• What is needed: Show each line of the listing in which the word "Газети" occurs.

=== Section Start ===

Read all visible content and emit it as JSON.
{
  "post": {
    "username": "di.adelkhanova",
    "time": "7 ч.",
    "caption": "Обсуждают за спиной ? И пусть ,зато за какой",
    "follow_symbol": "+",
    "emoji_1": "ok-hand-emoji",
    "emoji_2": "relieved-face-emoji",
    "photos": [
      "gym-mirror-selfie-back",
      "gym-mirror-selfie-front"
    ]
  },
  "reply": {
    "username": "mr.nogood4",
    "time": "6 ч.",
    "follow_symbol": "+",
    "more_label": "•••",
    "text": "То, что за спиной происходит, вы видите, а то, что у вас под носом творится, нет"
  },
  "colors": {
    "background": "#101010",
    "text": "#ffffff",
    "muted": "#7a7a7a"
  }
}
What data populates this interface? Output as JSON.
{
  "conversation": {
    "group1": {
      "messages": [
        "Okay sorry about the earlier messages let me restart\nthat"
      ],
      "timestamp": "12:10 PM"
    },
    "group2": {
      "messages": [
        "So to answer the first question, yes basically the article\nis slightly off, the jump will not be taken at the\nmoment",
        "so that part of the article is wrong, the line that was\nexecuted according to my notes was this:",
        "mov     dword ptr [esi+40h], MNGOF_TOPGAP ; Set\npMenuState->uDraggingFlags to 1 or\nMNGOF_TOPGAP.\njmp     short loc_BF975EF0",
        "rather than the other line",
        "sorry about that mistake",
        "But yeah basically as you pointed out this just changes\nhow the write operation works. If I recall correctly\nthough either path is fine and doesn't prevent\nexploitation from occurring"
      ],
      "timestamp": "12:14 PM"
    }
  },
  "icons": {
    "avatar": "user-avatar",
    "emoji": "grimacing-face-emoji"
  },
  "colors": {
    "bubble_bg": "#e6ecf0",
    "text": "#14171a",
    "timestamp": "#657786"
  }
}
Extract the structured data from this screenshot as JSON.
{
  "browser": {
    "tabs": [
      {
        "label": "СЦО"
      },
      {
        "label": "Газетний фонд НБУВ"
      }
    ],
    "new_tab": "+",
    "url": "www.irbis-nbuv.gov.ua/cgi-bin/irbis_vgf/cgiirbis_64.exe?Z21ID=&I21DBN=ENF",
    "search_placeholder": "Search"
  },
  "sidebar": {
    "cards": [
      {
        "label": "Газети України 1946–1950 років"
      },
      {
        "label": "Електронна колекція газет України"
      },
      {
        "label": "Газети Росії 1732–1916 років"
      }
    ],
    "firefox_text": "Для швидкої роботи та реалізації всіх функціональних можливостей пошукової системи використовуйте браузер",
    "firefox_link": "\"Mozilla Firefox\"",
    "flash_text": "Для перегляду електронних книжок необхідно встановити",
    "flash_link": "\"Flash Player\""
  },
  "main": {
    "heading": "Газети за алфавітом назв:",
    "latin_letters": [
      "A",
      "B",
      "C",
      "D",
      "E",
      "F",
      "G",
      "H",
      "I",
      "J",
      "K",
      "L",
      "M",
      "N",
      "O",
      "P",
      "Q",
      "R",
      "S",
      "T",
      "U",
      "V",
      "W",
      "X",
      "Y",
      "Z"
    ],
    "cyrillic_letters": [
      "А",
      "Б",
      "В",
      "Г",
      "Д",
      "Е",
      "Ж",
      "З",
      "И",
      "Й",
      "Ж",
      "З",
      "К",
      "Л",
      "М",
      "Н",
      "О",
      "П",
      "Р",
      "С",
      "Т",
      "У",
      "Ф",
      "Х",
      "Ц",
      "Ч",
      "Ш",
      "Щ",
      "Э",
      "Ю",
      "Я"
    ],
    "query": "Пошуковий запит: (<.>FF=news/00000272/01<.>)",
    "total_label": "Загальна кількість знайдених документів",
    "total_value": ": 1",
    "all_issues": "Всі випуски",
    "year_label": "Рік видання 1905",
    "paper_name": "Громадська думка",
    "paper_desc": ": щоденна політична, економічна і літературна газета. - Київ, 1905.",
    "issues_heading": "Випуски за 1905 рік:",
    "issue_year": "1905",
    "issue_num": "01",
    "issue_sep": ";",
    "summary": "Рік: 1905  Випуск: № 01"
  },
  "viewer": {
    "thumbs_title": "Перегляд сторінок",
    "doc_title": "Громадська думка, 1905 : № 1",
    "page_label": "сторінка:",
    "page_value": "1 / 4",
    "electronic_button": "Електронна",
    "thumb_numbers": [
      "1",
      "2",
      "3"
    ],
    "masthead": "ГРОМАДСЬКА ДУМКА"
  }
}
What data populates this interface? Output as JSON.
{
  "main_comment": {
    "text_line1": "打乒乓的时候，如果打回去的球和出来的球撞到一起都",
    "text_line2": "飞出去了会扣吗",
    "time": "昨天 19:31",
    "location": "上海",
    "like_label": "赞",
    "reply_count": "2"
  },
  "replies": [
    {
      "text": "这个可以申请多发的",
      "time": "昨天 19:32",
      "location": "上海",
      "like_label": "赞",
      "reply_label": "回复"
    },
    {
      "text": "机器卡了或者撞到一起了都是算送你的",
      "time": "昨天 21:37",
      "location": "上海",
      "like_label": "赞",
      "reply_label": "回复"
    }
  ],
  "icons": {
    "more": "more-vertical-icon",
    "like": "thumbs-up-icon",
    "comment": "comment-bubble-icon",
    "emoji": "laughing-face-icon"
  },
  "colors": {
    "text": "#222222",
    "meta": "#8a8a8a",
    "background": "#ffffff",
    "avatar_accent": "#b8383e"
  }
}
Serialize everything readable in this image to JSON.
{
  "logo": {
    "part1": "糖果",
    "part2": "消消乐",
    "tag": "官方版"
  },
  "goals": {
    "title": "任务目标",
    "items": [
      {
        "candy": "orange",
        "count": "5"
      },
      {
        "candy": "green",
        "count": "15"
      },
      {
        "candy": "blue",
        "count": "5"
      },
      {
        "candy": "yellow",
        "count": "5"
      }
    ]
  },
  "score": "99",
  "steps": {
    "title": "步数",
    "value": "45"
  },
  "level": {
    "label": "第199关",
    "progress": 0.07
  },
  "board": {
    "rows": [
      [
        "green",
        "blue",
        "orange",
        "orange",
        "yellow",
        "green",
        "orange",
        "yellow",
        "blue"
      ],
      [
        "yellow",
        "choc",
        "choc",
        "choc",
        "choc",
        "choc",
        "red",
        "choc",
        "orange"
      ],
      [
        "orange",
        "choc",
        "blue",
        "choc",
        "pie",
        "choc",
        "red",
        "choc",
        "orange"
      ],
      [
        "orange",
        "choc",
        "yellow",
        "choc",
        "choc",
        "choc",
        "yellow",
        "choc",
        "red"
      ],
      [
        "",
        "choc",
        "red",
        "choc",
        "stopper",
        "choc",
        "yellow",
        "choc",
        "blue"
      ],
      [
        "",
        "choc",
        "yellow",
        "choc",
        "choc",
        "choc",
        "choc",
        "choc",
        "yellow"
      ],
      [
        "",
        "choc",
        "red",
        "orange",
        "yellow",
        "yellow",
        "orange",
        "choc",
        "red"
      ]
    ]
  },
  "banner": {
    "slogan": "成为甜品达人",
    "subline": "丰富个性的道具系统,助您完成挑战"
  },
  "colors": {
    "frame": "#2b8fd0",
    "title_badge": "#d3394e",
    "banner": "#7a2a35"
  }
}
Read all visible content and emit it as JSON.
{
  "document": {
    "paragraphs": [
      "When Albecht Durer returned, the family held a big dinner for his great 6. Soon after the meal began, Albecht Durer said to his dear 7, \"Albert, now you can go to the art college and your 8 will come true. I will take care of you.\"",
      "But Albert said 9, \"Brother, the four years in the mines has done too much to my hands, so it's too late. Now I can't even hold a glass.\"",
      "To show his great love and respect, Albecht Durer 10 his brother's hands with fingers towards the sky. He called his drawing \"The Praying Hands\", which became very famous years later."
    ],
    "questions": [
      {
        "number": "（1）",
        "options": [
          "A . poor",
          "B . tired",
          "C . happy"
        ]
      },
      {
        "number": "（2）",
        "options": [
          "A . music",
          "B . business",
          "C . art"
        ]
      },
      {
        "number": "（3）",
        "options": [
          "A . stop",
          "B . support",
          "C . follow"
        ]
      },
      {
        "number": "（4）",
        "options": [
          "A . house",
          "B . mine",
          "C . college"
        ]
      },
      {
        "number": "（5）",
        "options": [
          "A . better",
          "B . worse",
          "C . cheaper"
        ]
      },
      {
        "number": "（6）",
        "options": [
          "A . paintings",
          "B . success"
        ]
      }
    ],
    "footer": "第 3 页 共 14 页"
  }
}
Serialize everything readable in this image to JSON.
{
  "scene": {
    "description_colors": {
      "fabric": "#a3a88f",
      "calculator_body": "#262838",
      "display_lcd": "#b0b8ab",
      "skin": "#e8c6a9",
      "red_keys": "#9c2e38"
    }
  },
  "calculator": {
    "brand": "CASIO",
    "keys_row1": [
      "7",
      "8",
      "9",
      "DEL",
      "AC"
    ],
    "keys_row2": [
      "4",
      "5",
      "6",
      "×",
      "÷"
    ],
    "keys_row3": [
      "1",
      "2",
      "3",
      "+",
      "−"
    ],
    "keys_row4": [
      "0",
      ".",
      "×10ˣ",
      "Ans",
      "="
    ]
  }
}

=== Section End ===

• Solution:
        "label": "Газети України 1946–1950 років"
        "label": "Газети Росії 1732–1916 років"
    "heading": "Газети за алфавітом назв:",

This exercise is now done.